If Edouart provides the viewer with vivid new images of the famous (they linger in the mind's eye longer than more detailed paintings, do, because they are easy-to-read and one-dimensional), his obscure faces are more exciting. The best thing about this exhibit, and its book, is that they stop you, in the midst of careening off to bake fruitcakes or to tack weather stripping on the back door, to ponder lovely lives long gone, Chin Sung's, say, or Laura Bridgman's, of John Ross'.
How did John Ross, a bantam Scotsman whose silhouette shows him holding a very tall top hat, get to be chief Kooweskowe of the Cherokee nation? At one point in an Indian war, Olvier writes, the wee brave had a bodyguard of 200 armed Cherokees.
How did Laura Bridgman, who was blind and deaf from the age of 2, learn, in 1840, to write her name? It's there, her signature on the portrait, proof that she lived and struggled and wrote her name - and stood for a portrait by Auguste Edouart - along with the proudest and the loudest of her day.

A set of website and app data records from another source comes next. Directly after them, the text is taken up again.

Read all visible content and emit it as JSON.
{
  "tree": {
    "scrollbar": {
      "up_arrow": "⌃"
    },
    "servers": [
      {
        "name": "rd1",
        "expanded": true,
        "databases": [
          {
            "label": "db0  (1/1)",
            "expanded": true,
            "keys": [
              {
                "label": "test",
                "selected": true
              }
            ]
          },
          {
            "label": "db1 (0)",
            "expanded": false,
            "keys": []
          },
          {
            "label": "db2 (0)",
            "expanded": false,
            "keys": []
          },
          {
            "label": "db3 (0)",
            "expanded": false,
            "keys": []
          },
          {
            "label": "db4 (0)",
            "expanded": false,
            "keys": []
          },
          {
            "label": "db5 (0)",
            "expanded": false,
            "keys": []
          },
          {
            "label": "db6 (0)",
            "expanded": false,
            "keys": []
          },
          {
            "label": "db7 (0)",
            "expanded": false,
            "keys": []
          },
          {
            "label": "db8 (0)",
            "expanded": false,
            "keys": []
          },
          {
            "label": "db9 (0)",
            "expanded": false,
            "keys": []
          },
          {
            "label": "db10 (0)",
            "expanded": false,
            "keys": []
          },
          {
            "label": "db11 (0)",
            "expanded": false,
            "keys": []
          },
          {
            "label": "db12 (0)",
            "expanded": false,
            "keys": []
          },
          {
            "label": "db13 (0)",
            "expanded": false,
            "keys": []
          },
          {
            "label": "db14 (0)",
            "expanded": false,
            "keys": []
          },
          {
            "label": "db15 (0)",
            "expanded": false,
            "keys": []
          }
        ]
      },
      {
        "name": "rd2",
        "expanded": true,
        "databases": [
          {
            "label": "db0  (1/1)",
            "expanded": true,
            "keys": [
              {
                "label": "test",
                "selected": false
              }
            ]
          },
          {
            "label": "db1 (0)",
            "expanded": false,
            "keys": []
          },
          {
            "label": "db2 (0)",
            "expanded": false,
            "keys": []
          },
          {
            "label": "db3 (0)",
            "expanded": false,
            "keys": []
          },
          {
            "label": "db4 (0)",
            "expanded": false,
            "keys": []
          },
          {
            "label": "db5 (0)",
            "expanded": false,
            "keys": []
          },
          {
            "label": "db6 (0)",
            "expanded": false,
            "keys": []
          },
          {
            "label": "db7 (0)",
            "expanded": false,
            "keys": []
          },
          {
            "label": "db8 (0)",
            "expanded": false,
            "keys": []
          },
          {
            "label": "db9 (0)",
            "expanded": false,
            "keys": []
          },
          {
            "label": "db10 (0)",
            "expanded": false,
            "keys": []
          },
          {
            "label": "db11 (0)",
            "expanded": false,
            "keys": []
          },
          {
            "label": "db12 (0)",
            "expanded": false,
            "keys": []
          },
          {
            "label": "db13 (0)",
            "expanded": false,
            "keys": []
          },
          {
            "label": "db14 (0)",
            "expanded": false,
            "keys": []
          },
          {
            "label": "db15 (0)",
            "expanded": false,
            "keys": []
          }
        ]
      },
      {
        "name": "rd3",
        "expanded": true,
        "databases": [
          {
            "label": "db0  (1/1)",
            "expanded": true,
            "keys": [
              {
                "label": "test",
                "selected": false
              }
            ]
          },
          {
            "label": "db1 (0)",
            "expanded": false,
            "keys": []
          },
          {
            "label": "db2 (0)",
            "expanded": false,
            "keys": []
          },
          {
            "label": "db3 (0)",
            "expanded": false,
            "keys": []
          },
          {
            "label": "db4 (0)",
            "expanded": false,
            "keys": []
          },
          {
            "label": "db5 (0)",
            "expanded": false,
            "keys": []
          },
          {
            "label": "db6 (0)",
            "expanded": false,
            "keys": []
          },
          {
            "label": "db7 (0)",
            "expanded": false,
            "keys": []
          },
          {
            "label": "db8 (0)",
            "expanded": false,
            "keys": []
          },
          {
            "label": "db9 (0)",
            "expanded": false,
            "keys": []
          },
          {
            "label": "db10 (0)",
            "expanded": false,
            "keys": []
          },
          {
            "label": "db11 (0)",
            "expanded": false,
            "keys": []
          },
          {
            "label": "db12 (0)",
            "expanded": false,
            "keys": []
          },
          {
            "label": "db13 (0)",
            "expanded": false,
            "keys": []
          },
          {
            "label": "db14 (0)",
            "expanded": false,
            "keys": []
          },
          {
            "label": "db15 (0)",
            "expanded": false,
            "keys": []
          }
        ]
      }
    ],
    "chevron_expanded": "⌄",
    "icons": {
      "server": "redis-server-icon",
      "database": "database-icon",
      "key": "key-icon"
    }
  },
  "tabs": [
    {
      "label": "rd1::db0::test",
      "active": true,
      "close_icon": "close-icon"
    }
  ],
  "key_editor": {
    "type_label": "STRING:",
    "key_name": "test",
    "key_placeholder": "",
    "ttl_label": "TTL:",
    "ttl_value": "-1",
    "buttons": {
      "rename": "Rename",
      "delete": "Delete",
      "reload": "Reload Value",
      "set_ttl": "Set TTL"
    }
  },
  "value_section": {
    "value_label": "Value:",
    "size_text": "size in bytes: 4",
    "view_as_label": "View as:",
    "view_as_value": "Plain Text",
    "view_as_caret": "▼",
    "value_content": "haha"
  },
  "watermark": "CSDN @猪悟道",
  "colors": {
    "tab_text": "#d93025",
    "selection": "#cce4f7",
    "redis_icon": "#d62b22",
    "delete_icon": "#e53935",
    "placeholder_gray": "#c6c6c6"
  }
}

And what are we to make of the enigmatic Chin Sung? All we know is that he had a knee-length pigtail and Chinese robes and a beanie, and that Edouart took his profile in Washington, D.C., in 1841. What was he doing here? Was he homesick? Did Edouart, his eye dulled on eminence, refresh it with poetry and obscure exotics? All we know is what Chin Sung wrote on his profile, in Chinese.
Arriving Canton Province
Mr. Chin Sung
with his friends
and looking at the moon
recites a poem.
That Edouart found poetry in Washington is enough. But he also used his little embroidery scissors to snapshot his world, its mischief, its dignity, its charming or extraordinary lives. It's good to know the familiar shape our world was in 120 years ago.